Items from a dataset

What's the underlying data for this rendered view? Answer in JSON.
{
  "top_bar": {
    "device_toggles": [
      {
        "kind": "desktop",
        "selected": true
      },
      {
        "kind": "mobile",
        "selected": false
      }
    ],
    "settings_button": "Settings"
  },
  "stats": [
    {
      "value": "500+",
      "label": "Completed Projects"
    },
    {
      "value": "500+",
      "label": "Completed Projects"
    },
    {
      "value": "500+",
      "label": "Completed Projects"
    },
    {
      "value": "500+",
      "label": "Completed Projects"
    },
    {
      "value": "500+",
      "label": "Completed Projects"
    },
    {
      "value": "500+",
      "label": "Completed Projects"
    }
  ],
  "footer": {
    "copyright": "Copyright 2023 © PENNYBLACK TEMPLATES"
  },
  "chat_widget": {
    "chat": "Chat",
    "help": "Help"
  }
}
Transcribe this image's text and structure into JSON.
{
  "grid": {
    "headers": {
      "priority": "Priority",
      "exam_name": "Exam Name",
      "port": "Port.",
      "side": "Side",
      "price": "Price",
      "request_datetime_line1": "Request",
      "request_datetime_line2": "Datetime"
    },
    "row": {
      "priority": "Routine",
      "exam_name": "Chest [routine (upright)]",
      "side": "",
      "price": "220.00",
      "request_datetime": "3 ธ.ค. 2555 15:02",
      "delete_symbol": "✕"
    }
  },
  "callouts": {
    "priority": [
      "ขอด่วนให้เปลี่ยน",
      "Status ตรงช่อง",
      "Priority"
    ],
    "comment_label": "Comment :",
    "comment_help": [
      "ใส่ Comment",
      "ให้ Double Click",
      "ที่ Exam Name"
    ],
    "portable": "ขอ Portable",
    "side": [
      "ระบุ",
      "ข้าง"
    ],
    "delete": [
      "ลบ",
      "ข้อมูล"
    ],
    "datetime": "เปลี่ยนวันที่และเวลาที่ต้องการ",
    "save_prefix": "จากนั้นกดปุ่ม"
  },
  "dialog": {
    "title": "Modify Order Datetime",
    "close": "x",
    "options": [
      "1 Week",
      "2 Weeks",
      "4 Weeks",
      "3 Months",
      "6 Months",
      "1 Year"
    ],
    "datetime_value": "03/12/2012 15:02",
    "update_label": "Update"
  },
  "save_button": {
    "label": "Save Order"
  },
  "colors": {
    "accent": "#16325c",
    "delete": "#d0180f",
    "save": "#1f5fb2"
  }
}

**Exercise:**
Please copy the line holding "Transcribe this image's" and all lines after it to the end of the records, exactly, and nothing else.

**Exercise response:**
Transcribe this image's text and structure into JSON.
{
  "grid": {
    "headers": {
      "priority": "Priority",
      "exam_name": "Exam Name",
      "port": "Port.",
      "side": "Side",
      "price": "Price",
      "request_datetime_line1": "Request",
      "request_datetime_line2": "Datetime"
    },
    "row": {
      "priority": "Routine",
      "exam_name": "Chest [routine (upright)]",
      "side": "",
      "price": "220.00",
      "request_datetime": "3 ธ.ค. 2555 15:02",
      "delete_symbol": "✕"
    }
  },
  "callouts": {
    "priority": [
      "ขอด่วนให้เปลี่ยน",
      "Status ตรงช่อง",
      "Priority"
    ],
    "comment_label": "Comment :",
    "comment_help": [
      "ใส่ Comment",
      "ให้ Double Click",
      "ที่ Exam Name"
    ],
    "portable": "ขอ Portable",
    "side": [
      "ระบุ",
      "ข้าง"
    ],
    "delete": [
      "ลบ",
      "ข้อมูล"
    ],
    "datetime": "เปลี่ยนวันที่และเวลาที่ต้องการ",
    "save_prefix": "จากนั้นกดปุ่ม"
  },
  "dialog": {
    "title": "Modify Order Datetime",
    "close": "x",
    "options": [
      "1 Week",
      "2 Weeks",
      "4 Weeks",
      "3 Months",
      "6 Months",
      "1 Year"
    ],
    "datetime_value": "03/12/2012 15:02",
    "update_label": "Update"
  },
  "save_button": {
    "label": "Save Order"
  },
  "colors": {
    "accent": "#16325c",
    "delete": "#d0180f",
    "save": "#1f5fb2"
  }
}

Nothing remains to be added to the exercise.